Exercise
Repeat each entry exactly. Drop every image.

Data for this exercise below:

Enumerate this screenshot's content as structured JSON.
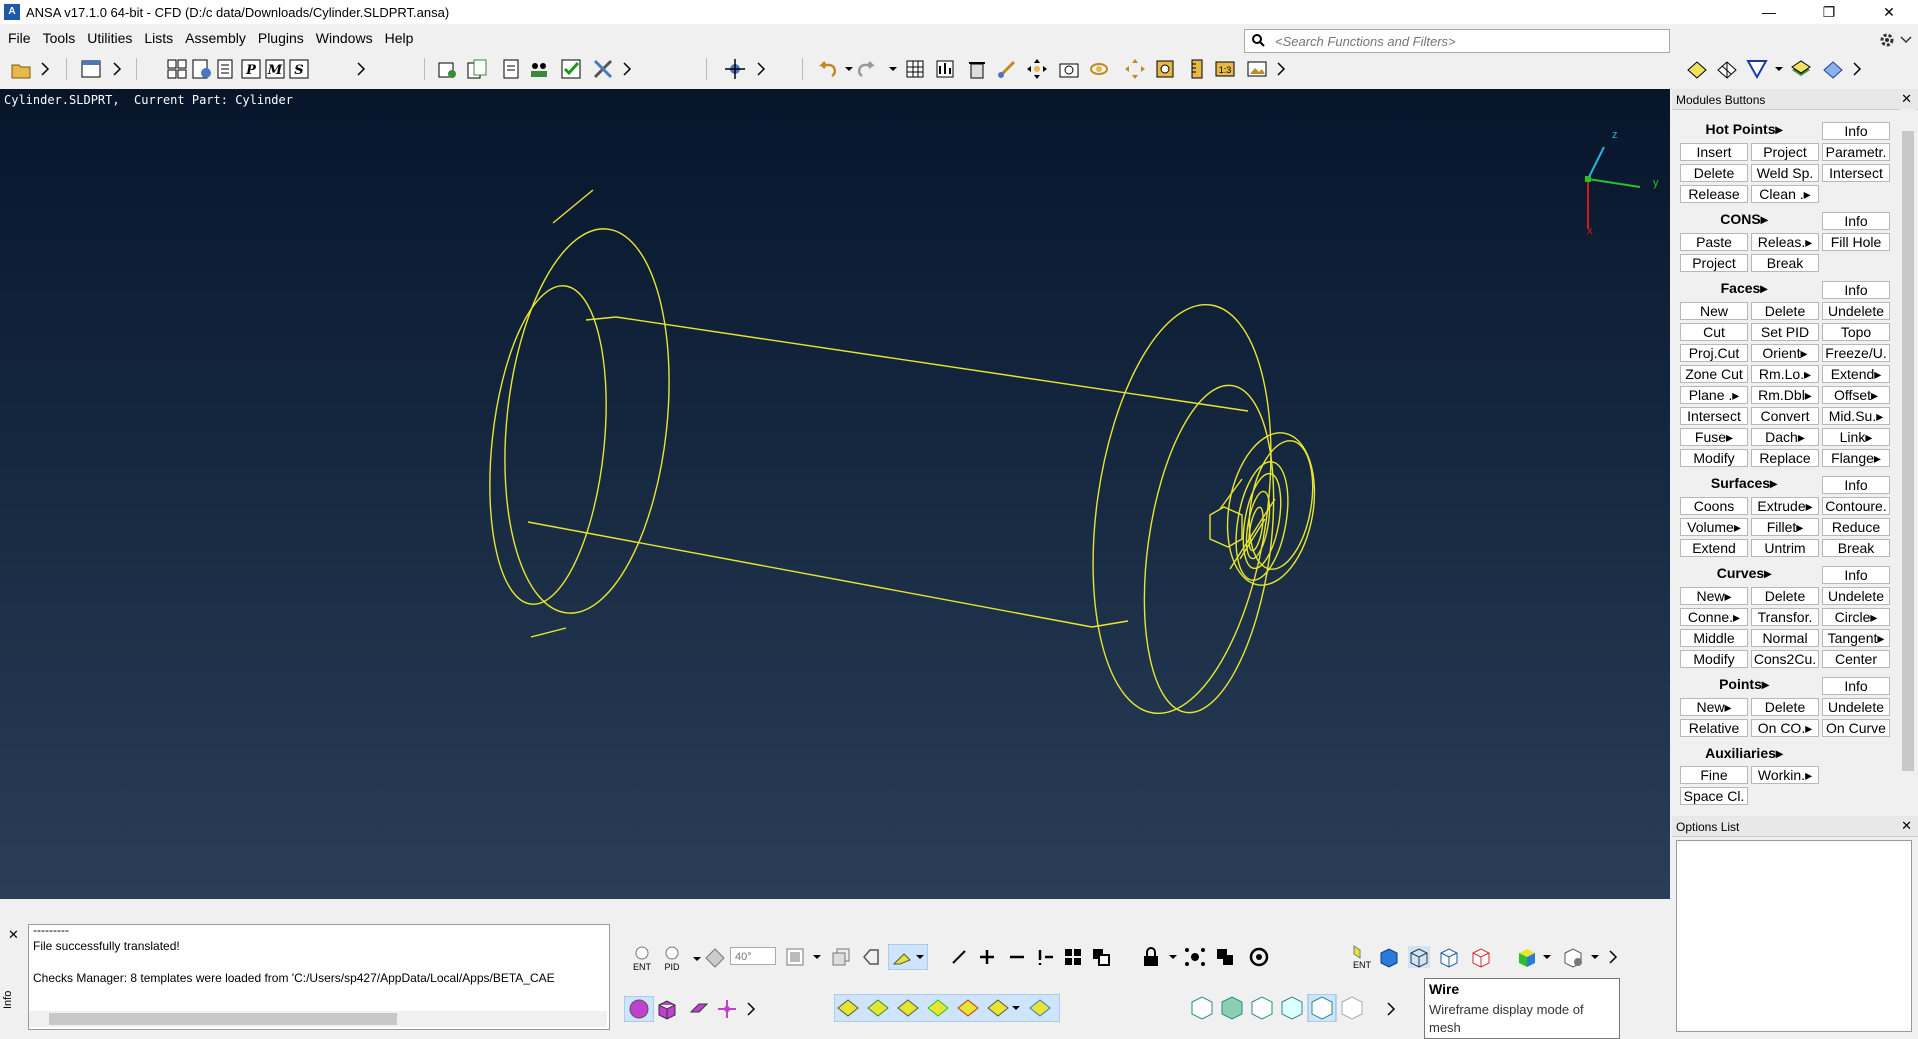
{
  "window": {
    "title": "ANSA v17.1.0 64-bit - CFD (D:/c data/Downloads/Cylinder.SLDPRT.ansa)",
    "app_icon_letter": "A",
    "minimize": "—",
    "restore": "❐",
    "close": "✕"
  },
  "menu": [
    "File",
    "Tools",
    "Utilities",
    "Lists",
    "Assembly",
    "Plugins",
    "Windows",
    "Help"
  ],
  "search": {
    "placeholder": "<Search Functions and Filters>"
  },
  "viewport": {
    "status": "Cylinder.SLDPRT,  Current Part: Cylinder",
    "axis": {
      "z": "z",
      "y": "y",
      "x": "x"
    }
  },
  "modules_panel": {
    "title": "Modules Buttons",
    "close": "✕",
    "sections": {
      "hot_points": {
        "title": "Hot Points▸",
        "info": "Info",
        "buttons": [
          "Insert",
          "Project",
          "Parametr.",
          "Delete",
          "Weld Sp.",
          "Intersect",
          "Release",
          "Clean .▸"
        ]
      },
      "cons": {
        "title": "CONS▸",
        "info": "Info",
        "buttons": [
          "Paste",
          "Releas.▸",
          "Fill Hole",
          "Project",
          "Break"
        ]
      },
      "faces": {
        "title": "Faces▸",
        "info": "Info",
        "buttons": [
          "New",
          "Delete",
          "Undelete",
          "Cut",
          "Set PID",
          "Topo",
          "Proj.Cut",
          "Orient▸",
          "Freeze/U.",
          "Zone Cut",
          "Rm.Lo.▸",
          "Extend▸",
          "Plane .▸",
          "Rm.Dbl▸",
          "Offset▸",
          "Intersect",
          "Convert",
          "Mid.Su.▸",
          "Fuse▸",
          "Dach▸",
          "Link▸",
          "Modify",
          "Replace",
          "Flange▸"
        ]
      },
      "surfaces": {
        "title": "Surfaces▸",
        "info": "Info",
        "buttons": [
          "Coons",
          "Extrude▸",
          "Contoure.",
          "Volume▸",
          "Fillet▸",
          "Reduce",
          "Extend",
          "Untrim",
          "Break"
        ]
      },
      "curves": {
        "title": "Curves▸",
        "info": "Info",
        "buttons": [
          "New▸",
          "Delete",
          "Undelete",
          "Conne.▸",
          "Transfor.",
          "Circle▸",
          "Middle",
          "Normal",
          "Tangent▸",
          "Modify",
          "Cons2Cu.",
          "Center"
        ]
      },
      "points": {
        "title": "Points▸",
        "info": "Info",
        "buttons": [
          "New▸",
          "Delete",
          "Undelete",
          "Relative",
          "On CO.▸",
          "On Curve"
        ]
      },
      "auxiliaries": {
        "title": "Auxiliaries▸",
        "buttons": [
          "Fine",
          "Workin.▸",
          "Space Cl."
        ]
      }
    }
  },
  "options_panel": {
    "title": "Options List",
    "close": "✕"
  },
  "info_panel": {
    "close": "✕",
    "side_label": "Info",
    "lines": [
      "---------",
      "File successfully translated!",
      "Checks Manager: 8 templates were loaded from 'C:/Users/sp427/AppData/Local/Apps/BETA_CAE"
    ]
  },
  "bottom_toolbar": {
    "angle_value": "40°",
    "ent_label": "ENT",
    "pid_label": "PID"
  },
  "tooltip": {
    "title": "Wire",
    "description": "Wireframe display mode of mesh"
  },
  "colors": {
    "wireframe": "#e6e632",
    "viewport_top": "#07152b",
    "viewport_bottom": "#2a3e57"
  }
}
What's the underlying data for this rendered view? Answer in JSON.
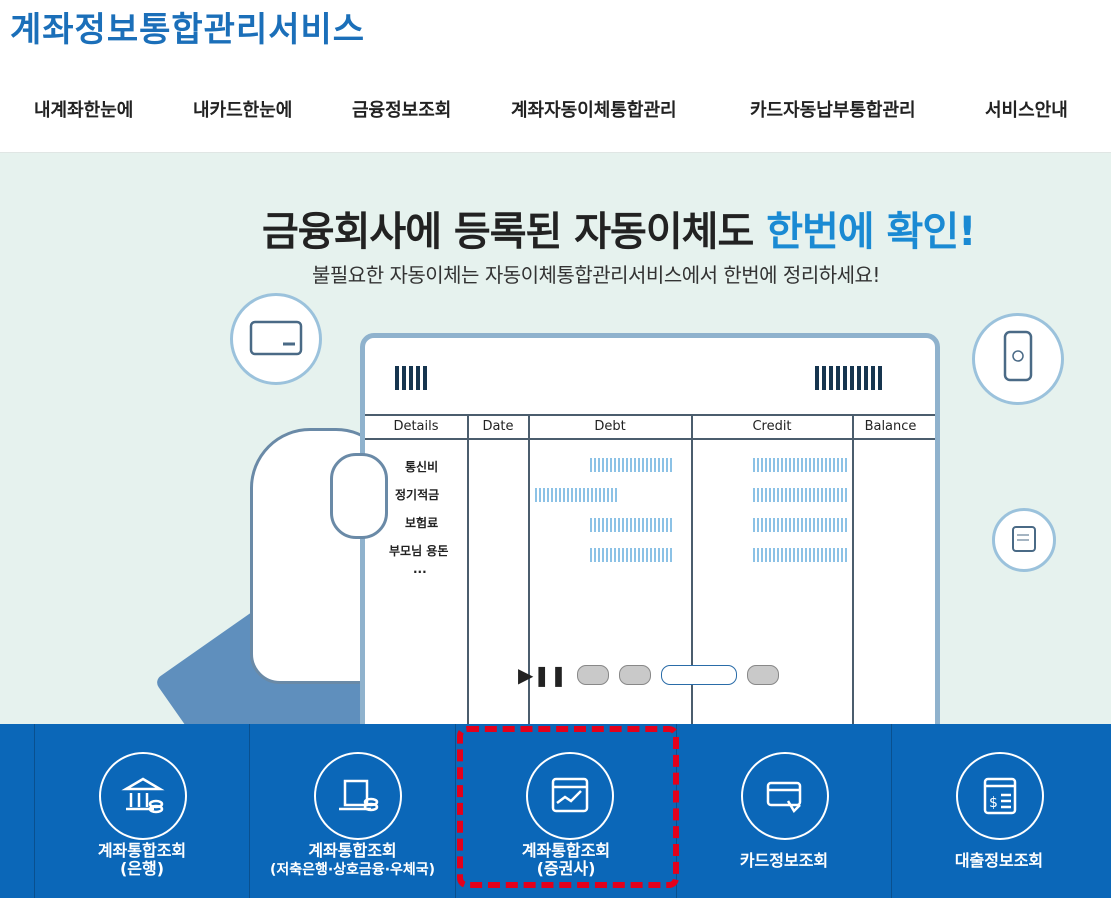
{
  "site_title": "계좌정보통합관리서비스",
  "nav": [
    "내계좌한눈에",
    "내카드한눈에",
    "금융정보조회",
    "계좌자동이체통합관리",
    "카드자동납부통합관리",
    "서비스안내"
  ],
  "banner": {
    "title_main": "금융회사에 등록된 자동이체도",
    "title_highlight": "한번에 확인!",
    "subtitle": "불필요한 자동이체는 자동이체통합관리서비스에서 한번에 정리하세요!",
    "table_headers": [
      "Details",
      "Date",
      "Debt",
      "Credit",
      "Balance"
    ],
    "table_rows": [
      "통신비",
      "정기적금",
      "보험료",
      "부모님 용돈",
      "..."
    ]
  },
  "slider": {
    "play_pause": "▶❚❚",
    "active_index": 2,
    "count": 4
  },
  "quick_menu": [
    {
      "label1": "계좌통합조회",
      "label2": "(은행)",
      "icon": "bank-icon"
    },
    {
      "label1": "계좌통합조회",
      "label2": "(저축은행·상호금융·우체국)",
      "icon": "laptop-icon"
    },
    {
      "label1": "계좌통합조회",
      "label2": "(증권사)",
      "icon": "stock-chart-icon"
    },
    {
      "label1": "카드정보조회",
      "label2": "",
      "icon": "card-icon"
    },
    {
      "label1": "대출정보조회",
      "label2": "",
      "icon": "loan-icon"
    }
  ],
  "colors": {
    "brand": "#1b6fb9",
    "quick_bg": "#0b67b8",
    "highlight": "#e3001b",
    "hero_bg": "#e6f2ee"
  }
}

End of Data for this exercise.

Task answer
Enumerate this screenshot's content as structured JSON.
{
  "window": {
    "title": "ANSA v17.1.0 64-bit - CFD (D:/c data/Downloads/Cylinder.SLDPRT.ansa)",
    "app_icon_letter": "A",
    "minimize": "—",
    "restore": "❐",
    "close": "✕"
  },
  "menu": [
    "File",
    "Tools",
    "Utilities",
    "Lists",
    "Assembly",
    "Plugins",
    "Windows",
    "Help"
  ],
  "search": {
    "placeholder": "<Search Functions and Filters>"
  },
  "viewport": {
    "status": "Cylinder.SLDPRT,  Current Part: Cylinder",
    "axis": {
      "z": "z",
      "y": "y",
      "x": "x"
    }
  },
  "modules_panel": {
    "title": "Modules Buttons",
    "close": "✕",
    "sections": {
      "hot_points": {
        "title": "Hot Points▸",
        "info": "Info",
        "buttons": [
          "Insert",
          "Project",
          "Parametr.",
          "Delete",
          "Weld Sp.",
          "Intersect",
          "Release",
          "Clean .▸"
        ]
      },
      "cons": {
        "title": "CONS▸",
        "info": "Info",
        "buttons": [
          "Paste",
          "Releas.▸",
          "Fill Hole",
          "Project",
          "Break"
        ]
      },
      "faces": {
        "title": "Faces▸",
        "info": "Info",
        "buttons": [
          "New",
          "Delete",
          "Undelete",
          "Cut",
          "Set PID",
          "Topo",
          "Proj.Cut",
          "Orient▸",
          "Freeze/U.",
          "Zone Cut",
          "Rm.Lo.▸",
          "Extend▸",
          "Plane .▸",
          "Rm.Dbl▸",
          "Offset▸",
          "Intersect",
          "Convert",
          "Mid.Su.▸",
          "Fuse▸",
          "Dach▸",
          "Link▸",
          "Modify",
          "Replace",
          "Flange▸"
        ]
      },
      "surfaces": {
        "title": "Surfaces▸",
        "info": "Info",
        "buttons": [
          "Coons",
          "Extrude▸",
          "Contoure.",
          "Volume▸",
          "Fillet▸",
          "Reduce",
          "Extend",
          "Untrim",
          "Break"
        ]
      },
      "curves": {
        "title": "Curves▸",
        "info": "Info",
        "buttons": [
          "New▸",
          "Delete",
          "Undelete",
          "Conne.▸",
          "Transfor.",
          "Circle▸",
          "Middle",
          "Normal",
          "Tangent▸",
          "Modify",
          "Cons2Cu.",
          "Center"
        ]
      },
      "points": {
        "title": "Points▸",
        "info": "Info",
        "buttons": [
          "New▸",
          "Delete",
          "Undelete",
          "Relative",
          "On CO.▸",
          "On Curve"
        ]
      },
      "auxiliaries": {
        "title": "Auxiliaries▸",
        "buttons": [
          "Fine",
          "Workin.▸",
          "Space Cl."
        ]
      }
    }
  },
  "options_panel": {
    "title": "Options List",
    "close": "✕"
  },
  "info_panel": {
    "close": "✕",
    "side_label": "Info",
    "lines": [
      "---------",
      "File successfully translated!",
      "Checks Manager: 8 templates were loaded from 'C:/Users/sp427/AppData/Local/Apps/BETA_CAE"
    ]
  },
  "bottom_toolbar": {
    "angle_value": "40°",
    "ent_label": "ENT",
    "pid_label": "PID"
  },
  "tooltip": {
    "title": "Wire",
    "description": "Wireframe display mode of mesh"
  },
  "colors": {
    "wireframe": "#e6e632",
    "viewport_top": "#07152b",
    "viewport_bottom": "#2a3e57"
  }
}
What's the underlying data for this rendered view? Answer in JSON.
{
  "site_title": "계좌정보통합관리서비스",
  "nav": [
    "내계좌한눈에",
    "내카드한눈에",
    "금융정보조회",
    "계좌자동이체통합관리",
    "카드자동납부통합관리",
    "서비스안내"
  ],
  "banner": {
    "title_main": "금융회사에 등록된 자동이체도",
    "title_highlight": "한번에 확인!",
    "subtitle": "불필요한 자동이체는 자동이체통합관리서비스에서 한번에 정리하세요!",
    "table_headers": [
      "Details",
      "Date",
      "Debt",
      "Credit",
      "Balance"
    ],
    "table_rows": [
      "통신비",
      "정기적금",
      "보험료",
      "부모님 용돈",
      "..."
    ]
  },
  "slider": {
    "play_pause": "▶❚❚",
    "active_index": 2,
    "count": 4
  },
  "quick_menu": [
    {
      "label1": "계좌통합조회",
      "label2": "(은행)",
      "icon": "bank-icon"
    },
    {
      "label1": "계좌통합조회",
      "label2": "(저축은행·상호금융·우체국)",
      "icon": "laptop-icon"
    },
    {
      "label1": "계좌통합조회",
      "label2": "(증권사)",
      "icon": "stock-chart-icon"
    },
    {
      "label1": "카드정보조회",
      "label2": "",
      "icon": "card-icon"
    },
    {
      "label1": "대출정보조회",
      "label2": "",
      "icon": "loan-icon"
    }
  ],
  "colors": {
    "brand": "#1b6fb9",
    "quick_bg": "#0b67b8",
    "highlight": "#e3001b",
    "hero_bg": "#e6f2ee"
  }
}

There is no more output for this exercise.